The final point on this case is that it should be noted that it is a first instance decision and not therefore binding on other Tribunals. A different Tribunal could find from very similar facts that a dismissal was fair.
Loss of the right to a statutory redundancy payment
Redundancy processes are stressful for all involved and it is not uncommon for things to change. The case of Love v M B Farm Produce Ltd is a reminder to employers to be flexible in their approach.
Mrs Love worked at a farm shop which was to be closed and she was put at risk of redundancy. She was offered an alternative role at another farm shop on a trial period, but she turned this down as she was not a confident driver, and it would involve her driving to an unfamiliar place. Her employer offered to pay her reasonable mileage and fuel expenses and confirmed she would not be required to drive in the snow if it would be too risky. On this basis, they considered the role suitable and her refusal of it unreasonable and so confirmed that she would not receive a statutory redundancy payment. Mrs Love then expressed interest in at least commencing a trial period for the alternative role, but her employer confirmed her redundancy. She brought claims for a statutory redundancy payment and unfair dismissal.
The claim for the redundancy payment failed on the basis that the alternative role she had been offered was suitable and her refusal of it was unreasonable. Her later change of mind did not restore her right to a redundancy payment. However, the claim for unfair dismissal succeeded on the basis that it was not reasonable for her employer to refuse to allow her to commence the trial period. The alternative role was still vacant at the point she changed her mind, they had previously been keen for her to take up the role and she was a long serving employee.

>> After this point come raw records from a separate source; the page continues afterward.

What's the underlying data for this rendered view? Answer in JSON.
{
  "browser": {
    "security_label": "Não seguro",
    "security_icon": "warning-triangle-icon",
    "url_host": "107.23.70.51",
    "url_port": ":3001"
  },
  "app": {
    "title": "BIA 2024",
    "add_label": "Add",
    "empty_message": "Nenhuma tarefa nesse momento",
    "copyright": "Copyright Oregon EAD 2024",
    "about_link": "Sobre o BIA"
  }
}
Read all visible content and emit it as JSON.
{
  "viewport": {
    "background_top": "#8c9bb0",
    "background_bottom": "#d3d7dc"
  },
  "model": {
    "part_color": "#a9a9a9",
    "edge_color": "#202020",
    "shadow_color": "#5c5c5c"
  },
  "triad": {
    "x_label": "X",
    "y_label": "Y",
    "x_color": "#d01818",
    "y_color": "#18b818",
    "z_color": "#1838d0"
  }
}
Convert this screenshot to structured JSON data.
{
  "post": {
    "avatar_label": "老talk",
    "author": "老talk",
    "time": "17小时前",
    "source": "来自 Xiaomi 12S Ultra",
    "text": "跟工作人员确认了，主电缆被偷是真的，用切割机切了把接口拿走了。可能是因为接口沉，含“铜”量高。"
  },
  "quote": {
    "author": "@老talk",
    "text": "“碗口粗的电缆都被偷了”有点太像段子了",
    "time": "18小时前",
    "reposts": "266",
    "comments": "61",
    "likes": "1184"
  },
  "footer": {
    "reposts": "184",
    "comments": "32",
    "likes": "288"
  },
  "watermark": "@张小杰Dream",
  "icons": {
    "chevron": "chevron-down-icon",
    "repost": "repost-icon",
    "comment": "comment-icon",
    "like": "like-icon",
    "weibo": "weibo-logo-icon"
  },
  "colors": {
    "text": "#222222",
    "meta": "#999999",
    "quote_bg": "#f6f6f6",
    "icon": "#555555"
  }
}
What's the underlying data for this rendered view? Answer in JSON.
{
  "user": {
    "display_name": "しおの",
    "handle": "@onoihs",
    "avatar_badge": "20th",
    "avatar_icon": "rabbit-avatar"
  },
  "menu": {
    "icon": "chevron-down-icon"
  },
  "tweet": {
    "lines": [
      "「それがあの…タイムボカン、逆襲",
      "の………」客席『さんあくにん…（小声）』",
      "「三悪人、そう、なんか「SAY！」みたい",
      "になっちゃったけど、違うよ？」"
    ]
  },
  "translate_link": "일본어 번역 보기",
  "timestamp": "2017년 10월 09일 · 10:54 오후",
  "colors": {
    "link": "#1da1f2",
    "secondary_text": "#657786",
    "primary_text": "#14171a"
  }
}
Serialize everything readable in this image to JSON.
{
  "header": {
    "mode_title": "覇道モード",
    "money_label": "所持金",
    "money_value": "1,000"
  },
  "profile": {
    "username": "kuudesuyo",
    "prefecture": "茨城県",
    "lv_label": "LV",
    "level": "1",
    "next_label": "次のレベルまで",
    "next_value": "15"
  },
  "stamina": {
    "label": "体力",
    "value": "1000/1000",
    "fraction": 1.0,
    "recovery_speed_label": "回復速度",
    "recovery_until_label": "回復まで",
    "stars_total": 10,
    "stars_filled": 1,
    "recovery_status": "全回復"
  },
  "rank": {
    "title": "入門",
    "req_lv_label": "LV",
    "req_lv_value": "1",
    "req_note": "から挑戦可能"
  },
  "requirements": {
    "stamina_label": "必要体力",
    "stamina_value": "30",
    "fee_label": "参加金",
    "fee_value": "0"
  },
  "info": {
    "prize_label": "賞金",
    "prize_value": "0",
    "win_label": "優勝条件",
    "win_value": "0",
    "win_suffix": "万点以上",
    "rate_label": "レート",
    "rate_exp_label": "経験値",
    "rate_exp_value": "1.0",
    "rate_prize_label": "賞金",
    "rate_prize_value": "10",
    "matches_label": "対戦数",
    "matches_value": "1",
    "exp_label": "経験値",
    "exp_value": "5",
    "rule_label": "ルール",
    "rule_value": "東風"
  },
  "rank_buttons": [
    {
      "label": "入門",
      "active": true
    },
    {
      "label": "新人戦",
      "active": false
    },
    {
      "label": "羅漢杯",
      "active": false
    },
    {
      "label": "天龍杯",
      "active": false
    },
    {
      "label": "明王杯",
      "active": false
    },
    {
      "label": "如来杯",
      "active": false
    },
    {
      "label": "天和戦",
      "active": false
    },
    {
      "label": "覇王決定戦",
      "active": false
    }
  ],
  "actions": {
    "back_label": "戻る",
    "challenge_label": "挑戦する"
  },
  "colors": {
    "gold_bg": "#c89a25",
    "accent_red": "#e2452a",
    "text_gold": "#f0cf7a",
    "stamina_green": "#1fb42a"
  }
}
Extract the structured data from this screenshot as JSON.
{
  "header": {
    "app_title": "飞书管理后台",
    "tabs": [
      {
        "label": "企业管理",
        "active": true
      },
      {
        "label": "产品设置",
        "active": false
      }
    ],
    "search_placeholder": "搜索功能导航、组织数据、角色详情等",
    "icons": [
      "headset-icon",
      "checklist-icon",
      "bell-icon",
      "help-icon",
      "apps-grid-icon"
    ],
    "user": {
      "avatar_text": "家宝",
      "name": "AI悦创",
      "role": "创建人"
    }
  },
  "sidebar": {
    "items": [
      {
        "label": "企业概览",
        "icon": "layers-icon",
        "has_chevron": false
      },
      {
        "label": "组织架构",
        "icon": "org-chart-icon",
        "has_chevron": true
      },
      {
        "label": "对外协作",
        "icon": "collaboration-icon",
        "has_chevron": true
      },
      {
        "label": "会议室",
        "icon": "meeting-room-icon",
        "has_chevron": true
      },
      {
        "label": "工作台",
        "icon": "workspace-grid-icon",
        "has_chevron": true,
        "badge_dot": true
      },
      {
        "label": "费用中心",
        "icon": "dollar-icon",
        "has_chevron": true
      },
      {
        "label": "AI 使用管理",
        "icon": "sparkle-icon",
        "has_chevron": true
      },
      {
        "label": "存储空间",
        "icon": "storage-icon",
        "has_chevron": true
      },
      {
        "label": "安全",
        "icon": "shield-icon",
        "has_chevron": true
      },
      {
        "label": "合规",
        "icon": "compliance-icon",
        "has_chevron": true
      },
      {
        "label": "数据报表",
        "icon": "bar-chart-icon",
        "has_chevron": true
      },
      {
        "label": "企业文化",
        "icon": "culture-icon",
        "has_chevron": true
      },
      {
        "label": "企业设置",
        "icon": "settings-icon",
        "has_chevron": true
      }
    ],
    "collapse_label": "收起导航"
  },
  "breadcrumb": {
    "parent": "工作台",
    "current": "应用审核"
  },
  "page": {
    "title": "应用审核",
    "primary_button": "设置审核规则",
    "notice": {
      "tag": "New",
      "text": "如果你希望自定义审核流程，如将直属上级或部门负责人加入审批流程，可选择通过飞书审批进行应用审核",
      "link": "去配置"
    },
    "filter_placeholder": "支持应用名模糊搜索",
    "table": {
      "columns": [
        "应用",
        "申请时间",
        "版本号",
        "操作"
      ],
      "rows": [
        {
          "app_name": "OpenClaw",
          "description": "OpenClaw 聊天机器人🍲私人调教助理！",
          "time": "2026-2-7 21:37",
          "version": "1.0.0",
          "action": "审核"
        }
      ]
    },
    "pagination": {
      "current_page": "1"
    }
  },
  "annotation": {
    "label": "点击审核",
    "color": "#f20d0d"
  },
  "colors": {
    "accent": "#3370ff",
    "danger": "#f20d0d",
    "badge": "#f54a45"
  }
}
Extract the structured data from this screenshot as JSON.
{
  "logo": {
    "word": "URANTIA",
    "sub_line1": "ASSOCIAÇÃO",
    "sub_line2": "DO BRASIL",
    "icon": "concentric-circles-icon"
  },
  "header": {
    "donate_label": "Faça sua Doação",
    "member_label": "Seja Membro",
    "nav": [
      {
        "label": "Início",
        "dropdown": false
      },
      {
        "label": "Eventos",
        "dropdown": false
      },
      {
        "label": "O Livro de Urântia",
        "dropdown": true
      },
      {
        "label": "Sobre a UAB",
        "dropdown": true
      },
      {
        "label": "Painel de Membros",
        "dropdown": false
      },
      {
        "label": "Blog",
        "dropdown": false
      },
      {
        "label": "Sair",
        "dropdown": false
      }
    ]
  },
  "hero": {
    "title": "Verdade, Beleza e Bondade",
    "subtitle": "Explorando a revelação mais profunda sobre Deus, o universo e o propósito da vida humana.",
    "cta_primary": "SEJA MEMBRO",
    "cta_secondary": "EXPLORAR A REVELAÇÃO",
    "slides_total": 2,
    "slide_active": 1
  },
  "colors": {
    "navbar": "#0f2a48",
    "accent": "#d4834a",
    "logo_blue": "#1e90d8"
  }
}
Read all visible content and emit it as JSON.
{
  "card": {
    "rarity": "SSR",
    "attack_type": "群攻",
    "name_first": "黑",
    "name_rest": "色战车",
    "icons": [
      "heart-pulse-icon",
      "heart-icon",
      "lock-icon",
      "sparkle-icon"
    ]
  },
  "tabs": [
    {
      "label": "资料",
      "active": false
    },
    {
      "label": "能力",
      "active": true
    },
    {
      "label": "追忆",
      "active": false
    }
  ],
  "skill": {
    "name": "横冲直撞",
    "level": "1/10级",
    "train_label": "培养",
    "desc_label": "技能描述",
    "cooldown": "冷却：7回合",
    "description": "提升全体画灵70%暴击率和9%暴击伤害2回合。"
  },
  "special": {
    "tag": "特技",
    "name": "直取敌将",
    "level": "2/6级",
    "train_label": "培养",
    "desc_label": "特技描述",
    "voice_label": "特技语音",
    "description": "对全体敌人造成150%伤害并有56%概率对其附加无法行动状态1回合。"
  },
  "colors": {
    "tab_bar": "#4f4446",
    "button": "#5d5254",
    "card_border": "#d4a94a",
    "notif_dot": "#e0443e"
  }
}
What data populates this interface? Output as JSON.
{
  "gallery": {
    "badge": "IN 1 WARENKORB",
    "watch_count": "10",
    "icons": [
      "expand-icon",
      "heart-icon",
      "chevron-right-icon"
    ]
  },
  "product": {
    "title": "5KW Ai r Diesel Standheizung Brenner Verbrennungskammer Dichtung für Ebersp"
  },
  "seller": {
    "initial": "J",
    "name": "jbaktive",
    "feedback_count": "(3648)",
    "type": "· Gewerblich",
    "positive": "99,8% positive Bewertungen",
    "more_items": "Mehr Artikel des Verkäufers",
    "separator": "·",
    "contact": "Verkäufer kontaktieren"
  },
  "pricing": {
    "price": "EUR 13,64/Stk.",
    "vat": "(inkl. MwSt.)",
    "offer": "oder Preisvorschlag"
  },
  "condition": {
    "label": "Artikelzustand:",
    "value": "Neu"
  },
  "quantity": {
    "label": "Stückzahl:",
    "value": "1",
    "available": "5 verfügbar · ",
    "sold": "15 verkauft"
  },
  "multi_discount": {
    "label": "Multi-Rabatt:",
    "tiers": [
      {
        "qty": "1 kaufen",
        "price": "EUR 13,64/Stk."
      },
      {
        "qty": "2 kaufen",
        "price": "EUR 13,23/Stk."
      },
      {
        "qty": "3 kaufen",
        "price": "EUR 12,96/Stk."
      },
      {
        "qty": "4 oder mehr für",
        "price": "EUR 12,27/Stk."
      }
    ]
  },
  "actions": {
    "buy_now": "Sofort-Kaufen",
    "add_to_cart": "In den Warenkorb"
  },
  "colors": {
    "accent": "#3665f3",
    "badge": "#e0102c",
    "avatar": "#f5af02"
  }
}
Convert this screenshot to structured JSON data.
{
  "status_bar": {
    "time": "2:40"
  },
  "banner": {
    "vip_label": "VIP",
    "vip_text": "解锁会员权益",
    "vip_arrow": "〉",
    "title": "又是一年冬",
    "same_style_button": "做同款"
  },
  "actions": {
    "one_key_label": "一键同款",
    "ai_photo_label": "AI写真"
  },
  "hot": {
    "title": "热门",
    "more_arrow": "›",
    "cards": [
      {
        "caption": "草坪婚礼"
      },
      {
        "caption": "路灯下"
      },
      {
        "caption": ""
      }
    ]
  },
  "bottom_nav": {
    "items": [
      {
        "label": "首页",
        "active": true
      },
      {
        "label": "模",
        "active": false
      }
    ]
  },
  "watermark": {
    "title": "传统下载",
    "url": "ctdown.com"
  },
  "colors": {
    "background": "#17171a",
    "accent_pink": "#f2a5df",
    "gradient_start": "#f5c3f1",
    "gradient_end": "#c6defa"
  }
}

When handling redundancy situations, employers should be mindful of the impact on the affected employees and should remain as flexible as possible to ensure a fair process is followed.